If it had happened once, it would have seemed like an aberration. Some small campus event spreads over Facebook, then broader social media. A local news crew appears, followed by a national program. It appears as if the eyes of the nation are on us, until just as quickly, it fades away. Some other event takes center stage, but ramifications on campus often continue.
This pattern has repeated on campus over my time here as well as at similarly well-known institutions. While we consider campus events relevant to our own lives, it remains surprising and instructive to observe how quickly a story can go viral.
To some degree, this reflects a favorite media hobby: documenting the goings-on of Ivy League schools and their other peer institutions. Bill O’Reilly’s news team would not repeatedly return to campus if his segments were not highly rated. It’s no coincidence that the New York Times’ new Upshot division featured two highly promoted stories involving Ivy League admission in its first few weeks of existence — articles dissecting admissions practices are almost always among the most read and most commented for quite some time. To be fair, the fact that mainstream newsrooms are often staffed by alums of these schools often furthers this focus. In any event, when seemingly small-time campus events receive a national spotlight, that light is surprisingly bright.

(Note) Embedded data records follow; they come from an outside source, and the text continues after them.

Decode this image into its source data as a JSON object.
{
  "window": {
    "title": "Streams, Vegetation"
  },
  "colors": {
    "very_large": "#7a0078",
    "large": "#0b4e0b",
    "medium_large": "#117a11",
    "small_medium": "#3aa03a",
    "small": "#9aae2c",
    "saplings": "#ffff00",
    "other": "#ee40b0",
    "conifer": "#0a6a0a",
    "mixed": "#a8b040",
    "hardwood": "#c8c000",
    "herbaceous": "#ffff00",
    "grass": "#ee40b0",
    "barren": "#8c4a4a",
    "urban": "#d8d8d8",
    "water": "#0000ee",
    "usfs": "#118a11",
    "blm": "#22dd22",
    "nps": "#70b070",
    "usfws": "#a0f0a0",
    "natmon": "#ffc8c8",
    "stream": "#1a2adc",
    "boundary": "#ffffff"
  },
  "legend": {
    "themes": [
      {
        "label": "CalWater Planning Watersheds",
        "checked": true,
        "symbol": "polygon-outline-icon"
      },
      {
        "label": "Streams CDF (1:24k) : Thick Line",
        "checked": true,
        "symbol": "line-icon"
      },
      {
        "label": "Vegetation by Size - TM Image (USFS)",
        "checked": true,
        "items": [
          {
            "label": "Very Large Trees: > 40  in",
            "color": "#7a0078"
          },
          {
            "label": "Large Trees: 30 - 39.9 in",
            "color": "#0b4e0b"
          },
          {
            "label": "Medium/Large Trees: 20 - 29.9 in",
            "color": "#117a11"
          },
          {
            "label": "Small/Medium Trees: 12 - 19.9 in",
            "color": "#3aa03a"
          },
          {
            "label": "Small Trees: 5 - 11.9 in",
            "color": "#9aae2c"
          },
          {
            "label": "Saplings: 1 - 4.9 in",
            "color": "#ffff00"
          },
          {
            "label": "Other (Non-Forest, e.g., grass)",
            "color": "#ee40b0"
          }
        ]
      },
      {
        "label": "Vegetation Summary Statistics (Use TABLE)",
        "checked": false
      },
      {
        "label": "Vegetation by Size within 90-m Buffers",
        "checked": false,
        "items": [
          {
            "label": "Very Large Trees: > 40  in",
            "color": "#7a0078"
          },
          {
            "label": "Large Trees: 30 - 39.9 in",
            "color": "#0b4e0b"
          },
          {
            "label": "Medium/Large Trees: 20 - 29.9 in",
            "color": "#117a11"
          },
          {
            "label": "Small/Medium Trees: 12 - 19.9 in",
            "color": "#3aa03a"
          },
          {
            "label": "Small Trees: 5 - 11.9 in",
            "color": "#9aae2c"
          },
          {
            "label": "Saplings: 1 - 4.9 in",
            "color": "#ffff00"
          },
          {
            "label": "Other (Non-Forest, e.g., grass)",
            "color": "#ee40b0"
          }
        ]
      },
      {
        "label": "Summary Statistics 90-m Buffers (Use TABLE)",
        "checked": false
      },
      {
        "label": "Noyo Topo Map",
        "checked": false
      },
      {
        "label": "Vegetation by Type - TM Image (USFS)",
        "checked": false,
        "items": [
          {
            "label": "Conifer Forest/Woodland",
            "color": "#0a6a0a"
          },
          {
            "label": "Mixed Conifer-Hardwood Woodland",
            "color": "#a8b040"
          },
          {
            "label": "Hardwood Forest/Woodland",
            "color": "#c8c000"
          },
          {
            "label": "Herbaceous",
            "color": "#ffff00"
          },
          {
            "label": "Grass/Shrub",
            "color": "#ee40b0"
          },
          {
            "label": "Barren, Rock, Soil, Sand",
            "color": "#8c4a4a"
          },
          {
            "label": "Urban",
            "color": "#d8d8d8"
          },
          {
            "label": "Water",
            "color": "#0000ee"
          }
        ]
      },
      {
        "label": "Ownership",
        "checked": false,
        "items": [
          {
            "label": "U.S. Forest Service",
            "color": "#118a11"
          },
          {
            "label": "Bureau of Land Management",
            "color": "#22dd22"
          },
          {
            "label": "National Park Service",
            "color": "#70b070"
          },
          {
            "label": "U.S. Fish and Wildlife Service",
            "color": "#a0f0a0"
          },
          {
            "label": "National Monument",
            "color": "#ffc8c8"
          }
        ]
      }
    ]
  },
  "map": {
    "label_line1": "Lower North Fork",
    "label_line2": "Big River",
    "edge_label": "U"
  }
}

Is this scrutiny warranted? Probably not. In my history of higher education class this past semester, we studied how national figures — themselves alums, Presidents and trustees of elite private institutions — were instrumental, for better or worse, in establishing broader higher education policy that created the schools that the vast majority of students attend in this country. Thus, while some highly selective schools receive outsize attention and coverage, they are far from representative of the average college student. As of 2013, roughly 8 million of the 21.8 million U.S. college and university students attend two-year institutions, and only 16 percent of all students attend private, not-for-profit institutions. More than 9 percent of all college students attend California community colleges, but only 0.4 percent of college students go to Ivy League schools.
We have made progress in terms of racial representation to mirror the national population, and we have certainly made great strides in terms of gender, but study after study repeatedly illustrates the vast differential between the median socioeconomic status of a student at a highly selective school compared to the average college student. A controversy going viral at a public university, a community college or even a for-profit school would much better reflect the typical American college experience, yet the same cohort of institutions continues to receive outsize attention and coverage.
We should recognize that our words or campus events may receive disproportionate coverage — ideally, we could do more to highlight goings-on at other schools. We can also all do well to understand and use the power of our microphones, as outsized as they may be. This lesson first became evident as we witnessed mass media attention on our campus, but it is even more important as we enter the outside world. Not all of our actions or writings, of course, will be amplified due to our institution or correlating advantages, but in instances where this does apply, we can understand this power and use it to help those whose voices have been minimized.
As we adjust to the size of our microphones, all we can do is understand this arbitrary advantage and use our voices as best we can.